╔══
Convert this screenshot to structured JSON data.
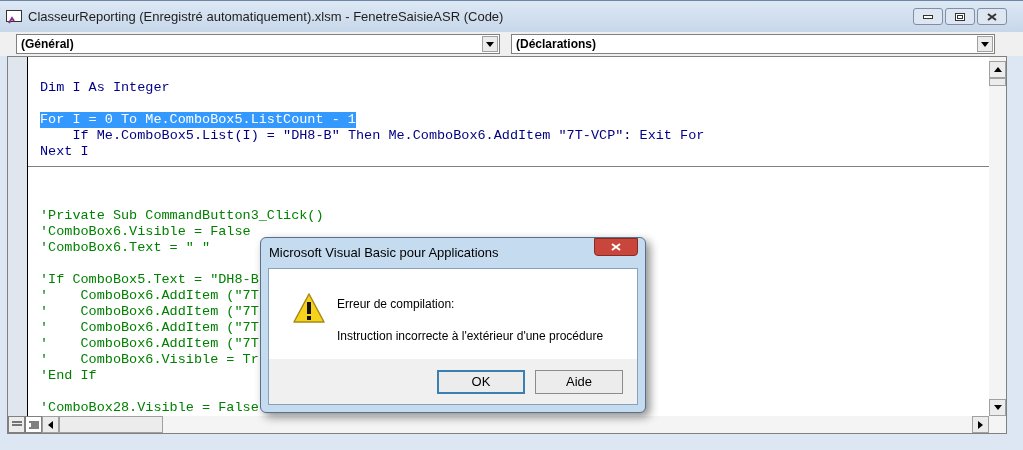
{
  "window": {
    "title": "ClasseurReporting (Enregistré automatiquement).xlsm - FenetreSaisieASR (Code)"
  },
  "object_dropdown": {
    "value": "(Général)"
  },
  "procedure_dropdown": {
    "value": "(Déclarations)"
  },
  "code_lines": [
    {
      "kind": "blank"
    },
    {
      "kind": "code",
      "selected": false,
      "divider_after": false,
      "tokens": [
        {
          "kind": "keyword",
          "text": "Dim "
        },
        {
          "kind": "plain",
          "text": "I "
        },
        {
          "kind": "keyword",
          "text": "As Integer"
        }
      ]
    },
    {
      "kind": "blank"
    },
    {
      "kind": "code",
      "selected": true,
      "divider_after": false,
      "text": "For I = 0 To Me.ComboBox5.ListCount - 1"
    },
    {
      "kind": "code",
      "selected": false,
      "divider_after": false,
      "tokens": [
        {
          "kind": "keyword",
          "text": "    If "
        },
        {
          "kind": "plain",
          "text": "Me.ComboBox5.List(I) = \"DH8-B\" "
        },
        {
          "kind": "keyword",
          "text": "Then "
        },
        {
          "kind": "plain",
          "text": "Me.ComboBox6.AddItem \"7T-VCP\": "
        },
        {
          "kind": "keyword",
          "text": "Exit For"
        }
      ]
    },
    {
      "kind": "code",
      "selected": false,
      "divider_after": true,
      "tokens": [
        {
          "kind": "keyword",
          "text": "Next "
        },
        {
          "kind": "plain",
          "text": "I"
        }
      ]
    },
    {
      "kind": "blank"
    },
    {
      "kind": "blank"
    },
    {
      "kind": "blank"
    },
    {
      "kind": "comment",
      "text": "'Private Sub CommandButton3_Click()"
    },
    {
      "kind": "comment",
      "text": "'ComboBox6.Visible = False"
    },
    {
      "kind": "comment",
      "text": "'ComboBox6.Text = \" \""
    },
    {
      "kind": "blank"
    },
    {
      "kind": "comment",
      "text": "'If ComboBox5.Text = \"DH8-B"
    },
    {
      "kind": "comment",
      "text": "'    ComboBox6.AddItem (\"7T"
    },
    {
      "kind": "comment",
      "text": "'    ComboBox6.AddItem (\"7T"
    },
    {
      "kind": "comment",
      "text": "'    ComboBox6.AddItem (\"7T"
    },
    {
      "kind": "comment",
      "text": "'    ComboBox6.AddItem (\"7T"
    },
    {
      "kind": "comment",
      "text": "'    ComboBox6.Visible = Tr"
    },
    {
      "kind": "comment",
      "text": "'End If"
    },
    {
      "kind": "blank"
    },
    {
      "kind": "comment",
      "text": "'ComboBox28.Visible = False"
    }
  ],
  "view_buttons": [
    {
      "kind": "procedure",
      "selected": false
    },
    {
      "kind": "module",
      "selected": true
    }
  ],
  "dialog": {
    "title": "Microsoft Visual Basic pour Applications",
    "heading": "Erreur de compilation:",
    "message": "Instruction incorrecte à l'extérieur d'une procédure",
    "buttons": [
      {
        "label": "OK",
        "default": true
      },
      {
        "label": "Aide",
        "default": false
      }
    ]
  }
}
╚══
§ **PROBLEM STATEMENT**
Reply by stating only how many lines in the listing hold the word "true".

§ **RESULT**
4